The Adventist Origins of Creation Science

Speaker: Categories: Apr 04, 2015

This lecture has only one CD/MP3]

[1hr, 11min, 06sec]


ABOUT THE SUBJECT AND PRESENTER:

Ronald Numbers offers both a unique and expert perspective on the relationship of Seventh-day Adventism with creation science. Part of what is fascinating about Numbers is that he is the product of what seems to be a conventional SDA upbringing. He was born and raised a fourth-generation Adventist, "all [his] male relatives were ministers of one kind or another", he graduated from Southern Missionary College (now Southern Adventist University), and he accepted young earth creationism along with the rest of his Adventist peers. However, while working on his Ph.D. in History at UC Berkeley, Numbers critically reassessed his personal beliefs after feeling troubled by the traditional SDA perspectives on geology and biology. Discussions with fellow Adventists who shared his struggle eventually led to a singular evening where he "realized [he] was abandoning the authority of the prophet who founded Adventism, and the authority of Genesis." In spite of this, he did not abandon Mrs. White professionally and hoped to contribute at Adventist universities as a "Christian Historian", first as an assistant Summer 2015 professor at Andrews University and then Loma Linda University. Perhaps not surprisingly, his scholarly interest in Ellen White combined with an unwillingness to invoke the supernatural in his methodology was deemed incompatible with Loma Linda University and he was asked to leave. Numbers then became an assistant professor at the University of Wisconsin-Madison and shortly thereafter published his seminal work "Prophetess of Health: A Study of Ellen G. White". The impact of this publication on Adventist scholars and leaders cannot be overestimated. Since a summary would be untenable in the space allotted here, we instead point to the rebuttal by the E.G.W. Estate "A Critique of the Book Prophetess of Health"3 which does protest very much against Numbers' many sources and conclusions.
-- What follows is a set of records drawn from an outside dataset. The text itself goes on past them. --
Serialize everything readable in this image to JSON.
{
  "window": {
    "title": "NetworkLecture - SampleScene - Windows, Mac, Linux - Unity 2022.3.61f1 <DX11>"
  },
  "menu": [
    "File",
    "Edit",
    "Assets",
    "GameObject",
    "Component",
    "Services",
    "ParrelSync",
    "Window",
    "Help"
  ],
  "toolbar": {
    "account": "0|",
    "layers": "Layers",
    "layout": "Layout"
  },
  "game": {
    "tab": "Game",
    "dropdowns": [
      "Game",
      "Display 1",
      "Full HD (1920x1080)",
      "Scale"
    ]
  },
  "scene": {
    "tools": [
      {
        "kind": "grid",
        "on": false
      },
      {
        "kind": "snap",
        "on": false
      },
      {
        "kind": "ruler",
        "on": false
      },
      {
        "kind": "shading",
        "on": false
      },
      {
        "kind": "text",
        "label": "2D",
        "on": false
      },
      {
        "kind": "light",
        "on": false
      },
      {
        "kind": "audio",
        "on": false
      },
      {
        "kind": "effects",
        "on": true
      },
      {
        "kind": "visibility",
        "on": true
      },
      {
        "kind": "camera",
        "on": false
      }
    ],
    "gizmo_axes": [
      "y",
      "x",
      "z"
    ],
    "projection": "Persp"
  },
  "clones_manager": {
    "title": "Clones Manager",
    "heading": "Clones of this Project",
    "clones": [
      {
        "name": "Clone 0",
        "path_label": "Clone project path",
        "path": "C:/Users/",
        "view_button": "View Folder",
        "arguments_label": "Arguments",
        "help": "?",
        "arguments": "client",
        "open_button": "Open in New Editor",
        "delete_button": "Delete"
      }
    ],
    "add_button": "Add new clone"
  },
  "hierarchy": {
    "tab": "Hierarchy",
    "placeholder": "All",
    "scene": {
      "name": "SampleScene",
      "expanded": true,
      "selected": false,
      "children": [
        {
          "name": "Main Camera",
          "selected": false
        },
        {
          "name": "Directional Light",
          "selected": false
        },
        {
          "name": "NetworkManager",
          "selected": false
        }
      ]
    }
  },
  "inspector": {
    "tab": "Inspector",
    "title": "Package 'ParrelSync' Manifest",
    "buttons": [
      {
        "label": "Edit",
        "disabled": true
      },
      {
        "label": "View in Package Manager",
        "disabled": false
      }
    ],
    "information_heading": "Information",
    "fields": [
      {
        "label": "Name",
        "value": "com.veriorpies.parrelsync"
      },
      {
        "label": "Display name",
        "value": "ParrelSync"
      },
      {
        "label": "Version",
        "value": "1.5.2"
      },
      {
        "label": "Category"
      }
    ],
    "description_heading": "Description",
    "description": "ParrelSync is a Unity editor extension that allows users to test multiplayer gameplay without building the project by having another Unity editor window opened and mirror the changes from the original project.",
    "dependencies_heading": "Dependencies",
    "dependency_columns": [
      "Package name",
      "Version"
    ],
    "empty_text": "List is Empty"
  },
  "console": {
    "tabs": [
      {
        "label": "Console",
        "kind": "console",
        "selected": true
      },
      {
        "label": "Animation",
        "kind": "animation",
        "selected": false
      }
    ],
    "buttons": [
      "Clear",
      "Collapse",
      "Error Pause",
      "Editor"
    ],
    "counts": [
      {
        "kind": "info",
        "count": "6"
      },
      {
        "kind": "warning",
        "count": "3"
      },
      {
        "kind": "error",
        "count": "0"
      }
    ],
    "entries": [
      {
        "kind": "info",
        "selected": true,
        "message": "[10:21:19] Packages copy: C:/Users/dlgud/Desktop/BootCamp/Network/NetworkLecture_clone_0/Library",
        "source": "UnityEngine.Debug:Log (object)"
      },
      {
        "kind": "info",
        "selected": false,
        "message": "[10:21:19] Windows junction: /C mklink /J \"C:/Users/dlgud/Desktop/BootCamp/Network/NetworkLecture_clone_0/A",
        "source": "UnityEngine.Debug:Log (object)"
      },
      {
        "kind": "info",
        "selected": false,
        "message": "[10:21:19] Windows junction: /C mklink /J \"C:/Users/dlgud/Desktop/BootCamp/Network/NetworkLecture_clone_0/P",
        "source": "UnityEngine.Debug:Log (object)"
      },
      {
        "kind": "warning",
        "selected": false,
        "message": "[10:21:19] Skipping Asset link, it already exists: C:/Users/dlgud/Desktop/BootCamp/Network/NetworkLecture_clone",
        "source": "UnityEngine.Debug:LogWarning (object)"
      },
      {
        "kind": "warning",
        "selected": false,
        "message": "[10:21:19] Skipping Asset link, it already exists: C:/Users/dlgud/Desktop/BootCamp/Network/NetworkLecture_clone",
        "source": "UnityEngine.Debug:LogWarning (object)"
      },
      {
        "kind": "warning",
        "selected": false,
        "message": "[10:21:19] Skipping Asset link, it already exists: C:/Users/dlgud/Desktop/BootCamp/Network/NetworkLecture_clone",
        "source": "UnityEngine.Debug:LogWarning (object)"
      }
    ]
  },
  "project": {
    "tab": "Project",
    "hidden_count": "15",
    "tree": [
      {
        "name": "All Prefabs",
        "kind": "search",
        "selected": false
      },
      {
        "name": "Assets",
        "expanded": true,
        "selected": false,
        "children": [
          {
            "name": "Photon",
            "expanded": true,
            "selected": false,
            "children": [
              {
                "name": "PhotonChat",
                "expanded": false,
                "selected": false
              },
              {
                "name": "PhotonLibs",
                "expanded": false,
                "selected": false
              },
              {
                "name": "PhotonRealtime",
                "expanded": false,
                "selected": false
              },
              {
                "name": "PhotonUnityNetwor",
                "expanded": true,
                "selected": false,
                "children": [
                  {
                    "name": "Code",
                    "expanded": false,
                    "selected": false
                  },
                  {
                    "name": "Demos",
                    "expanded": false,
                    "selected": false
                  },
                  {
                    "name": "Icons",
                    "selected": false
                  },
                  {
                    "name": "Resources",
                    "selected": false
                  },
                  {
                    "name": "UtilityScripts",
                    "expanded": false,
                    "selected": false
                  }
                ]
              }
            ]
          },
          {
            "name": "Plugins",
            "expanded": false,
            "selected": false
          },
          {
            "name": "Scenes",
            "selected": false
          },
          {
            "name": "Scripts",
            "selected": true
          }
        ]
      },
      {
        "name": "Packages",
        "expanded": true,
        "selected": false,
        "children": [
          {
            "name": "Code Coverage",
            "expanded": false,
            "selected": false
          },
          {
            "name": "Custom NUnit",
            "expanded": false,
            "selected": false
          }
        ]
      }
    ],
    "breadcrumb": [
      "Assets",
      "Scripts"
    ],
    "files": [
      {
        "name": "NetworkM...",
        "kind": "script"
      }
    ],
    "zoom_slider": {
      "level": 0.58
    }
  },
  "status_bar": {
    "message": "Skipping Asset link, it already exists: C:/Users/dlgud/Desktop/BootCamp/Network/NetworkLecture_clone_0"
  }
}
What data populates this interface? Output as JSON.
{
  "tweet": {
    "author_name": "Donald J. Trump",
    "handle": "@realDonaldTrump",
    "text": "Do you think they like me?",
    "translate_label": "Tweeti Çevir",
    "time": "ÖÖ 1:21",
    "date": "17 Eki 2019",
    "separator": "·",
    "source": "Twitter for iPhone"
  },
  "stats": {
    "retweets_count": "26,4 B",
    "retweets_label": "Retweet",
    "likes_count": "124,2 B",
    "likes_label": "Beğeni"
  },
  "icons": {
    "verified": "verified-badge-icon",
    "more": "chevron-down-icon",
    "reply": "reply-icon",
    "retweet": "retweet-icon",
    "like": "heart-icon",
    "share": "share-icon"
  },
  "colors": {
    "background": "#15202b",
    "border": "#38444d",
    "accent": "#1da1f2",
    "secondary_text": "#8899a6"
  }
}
Numbers became more widely known outside of Adventism for his study of creationism, for which he is considered to be a leading scholar in the field. He has written and edited numerous books on the tension between science and religion, including God and Nature: A History of the Encounter between Christianity and Science (1986), The Creationists (1992), Darwinism Comes to America (1998), and Galileo Goes to Jail and Other Myths about Science and Religion (2009). During this time Numbers was awarded numerous honors and appointments: named Hilldale Professor of the History of Science and Medicine, awarded the Sarton Medal for lifetime scholarly achievement, named Terry Lecturer at Yale University, received the CTNS Prize for Outstanding Books in Theology and Natural Sciences, and many others.

Given the circumstances of his departure from Loma Linda University, it was somewhat surprising and perhaps encouraging to see Numbers recently welcomed back to the campus for a panel discussion on scholarship in Adventist studies. This event, which shortly followed publication of "Ellen Harmon White: American Prophet" ministers of one kind or another", he graduated from Southern Missionary College (now Southern Adventist University), and he accepted young earth creationism along with the rest of his Adventist peers. However, while working on his Ph.D. in History at UC Berkeley, Numbers critically reassessed his personal beliefs after feeling troubled by the traditional SDA perspectives on geology and biology. Discussions with fellow Adventists who shared his struggle eventually led to a singular evening where he "realized [he] was abandoning the authority of the prophet who founded Adventism, and the authority of Genesis." In spite of this, he did not abandon Mrs. White professionally and hoped to contribute at Adventist universities as a "Christian Historian", first as an assistant (2014) which Numbers co-edited (along with previous SDAF speaker Terrie Aamodt), seems to indicate a new interest in SDA church history by both Adventist and non-Adventist scholars. Numbers' own contribution seems particularly relevant now in that it informs some of the most pressing issues the church faces: how to regard its (female) prophet and how it reconciles the Biblical record with science.

Donate to SDAF

Contact

San Diego Adventist Forum
PO Box 421320
San Diego, CA 92142
sdaf.org@gmail.com

We invite and appreciate your feedback regarding any of our programs or services.

Shopping cart

There are no products in your shopping cart.

0 Items $0.00